Since the late 19th century, platinum's use in photography has had an almost unbroken continuity to the present day—being interrupted only by the World Wars.
At the outbreak of the First World War, platinum abruptly could no longer be obtained. Russia had almost 90 percent of the world's supply at that time, and what little platinum was available went into the strategic needs of the war.
When peace returned to the world, platinum was prominently resurrected by Alfred Stieglitz, who printed mostly on platinum and palladium papers. Platinum was also preferred by his young and now famous protégés Paul Strand and Clarence White.
Edward Weston also used platinum and palladium papers throughout his early years as did Irving Penn, Manuel Alvarez Bravo and most of the greats in the history of photography have all produced perfect, beautiful images in platinum.
After World War II, few photographers immediately resumed the use of platinum, largely because commercially made, a platinum-coated paper was no longer available. This meant that the photographer had to hand-coat the paper. While we appreciate the handmade artisan aspect of hand coating platinum prints today, it was not viewed as such during the late 1940s.
Laura Gilpin was among a few post-World War II photographers who did maintain the use of platinum, hand-coating her papers and creating images of the Southwest that would ultimately become legendary.

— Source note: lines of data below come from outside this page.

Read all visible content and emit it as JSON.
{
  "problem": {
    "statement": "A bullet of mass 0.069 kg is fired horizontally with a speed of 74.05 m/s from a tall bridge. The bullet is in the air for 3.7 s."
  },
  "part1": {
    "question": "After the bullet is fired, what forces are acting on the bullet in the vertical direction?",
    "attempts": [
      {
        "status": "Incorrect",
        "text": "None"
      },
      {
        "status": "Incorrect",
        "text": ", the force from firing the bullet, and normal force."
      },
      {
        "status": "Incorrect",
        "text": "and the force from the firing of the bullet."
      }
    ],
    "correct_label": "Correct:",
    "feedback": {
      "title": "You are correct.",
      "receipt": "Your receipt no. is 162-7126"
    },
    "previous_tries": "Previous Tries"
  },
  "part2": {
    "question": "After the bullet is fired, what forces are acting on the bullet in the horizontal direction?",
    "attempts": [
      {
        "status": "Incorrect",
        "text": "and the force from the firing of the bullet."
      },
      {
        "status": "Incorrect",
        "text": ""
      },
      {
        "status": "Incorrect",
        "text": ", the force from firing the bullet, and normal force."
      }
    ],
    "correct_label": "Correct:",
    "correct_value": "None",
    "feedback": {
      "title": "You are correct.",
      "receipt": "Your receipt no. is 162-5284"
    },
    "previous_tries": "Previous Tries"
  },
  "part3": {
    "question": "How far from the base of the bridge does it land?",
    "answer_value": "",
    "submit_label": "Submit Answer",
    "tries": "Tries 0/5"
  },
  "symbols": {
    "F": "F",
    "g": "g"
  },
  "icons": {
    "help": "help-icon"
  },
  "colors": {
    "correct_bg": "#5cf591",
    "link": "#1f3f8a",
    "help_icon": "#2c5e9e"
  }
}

Although platinum was again obtainable after World War I, its price remained extremely high and out of reach for many photographers and collectors. Because of these market conditions, experimentation with palladium photography began.
By the early 1900s, it was understood that platinum was one of a family of "platinum metals": the closely-related elements platinum, palladium, iridium, osmium and rhodium share many similar physical and chemical properties.
During this time and for many decades Palladium remained less expensive than platinum and in better supply putting it within reach of more photographers. Costs of the precious metals are continually changing over time.
In the following years, photographers began to experiment by mixing platinum and palladium together in varying proportions to achieve results that are not possible when the precious metals were used alone.
Two key aspects make the platinum print so special and so loved by collectors around the world - their delicate beauty and permanence.
The unique beauty of a fine platinum print involves a broad scale of tones from black to white with delicate highlights and open shadows unlike anything attainable in silver prints. In the deepest shadows, the platinum print still presents information; the platinum whites are delicate, and the depth of the image is alive and three-dimensional.
Platinum prints are not only exceptionally beautiful, but they are also among the most permanent objects invented by human beings! The platinum metals (platinum and palladium) are both more stable than gold, with platinum being the most stable of the three.
Throughout history, man has used many methods of expression, such as daguerreotype, albumen, carbon, gravure, and most commonly, silver emulsions. But for master photographers, platinum has always held a special place.
In spite of its enormous extra labor and cost, platinum is often preferred for the photographer's most personal, special and rare images.
Alfred Stieglitz referred to platinum as "the prince of media."
Frederick Evans, one of the best platinum printers in history (whose prints of medieval cathedrals in Britain and the Continent are still regarded as quintessential), refused to use anything else and gave up photography when his beloved platinum became unavailable due to the war.
His friend, George Bernard Shaw, wrote that platinum is "on the extreme margin of photographic subtlety."
In recent decades—with the appreciation of photography as an art, and its accelerating value as an investment to collectors—platinum is again in a renaissance among artists.